Record excerpts
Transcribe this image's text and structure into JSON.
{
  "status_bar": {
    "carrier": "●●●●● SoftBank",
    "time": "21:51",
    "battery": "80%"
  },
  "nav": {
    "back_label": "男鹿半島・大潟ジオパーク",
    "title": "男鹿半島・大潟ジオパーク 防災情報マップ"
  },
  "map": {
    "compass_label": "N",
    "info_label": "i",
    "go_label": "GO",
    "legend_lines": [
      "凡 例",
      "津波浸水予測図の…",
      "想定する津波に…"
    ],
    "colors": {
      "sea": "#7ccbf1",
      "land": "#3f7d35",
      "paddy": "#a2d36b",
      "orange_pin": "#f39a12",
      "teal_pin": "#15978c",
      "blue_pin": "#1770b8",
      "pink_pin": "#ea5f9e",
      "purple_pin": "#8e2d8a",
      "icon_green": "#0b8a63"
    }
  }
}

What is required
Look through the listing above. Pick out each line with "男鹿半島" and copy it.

Output
    "back_label": "男鹿半島・大潟ジオパーク",
    "title": "男鹿半島・大潟ジオパーク 防災情報マップ"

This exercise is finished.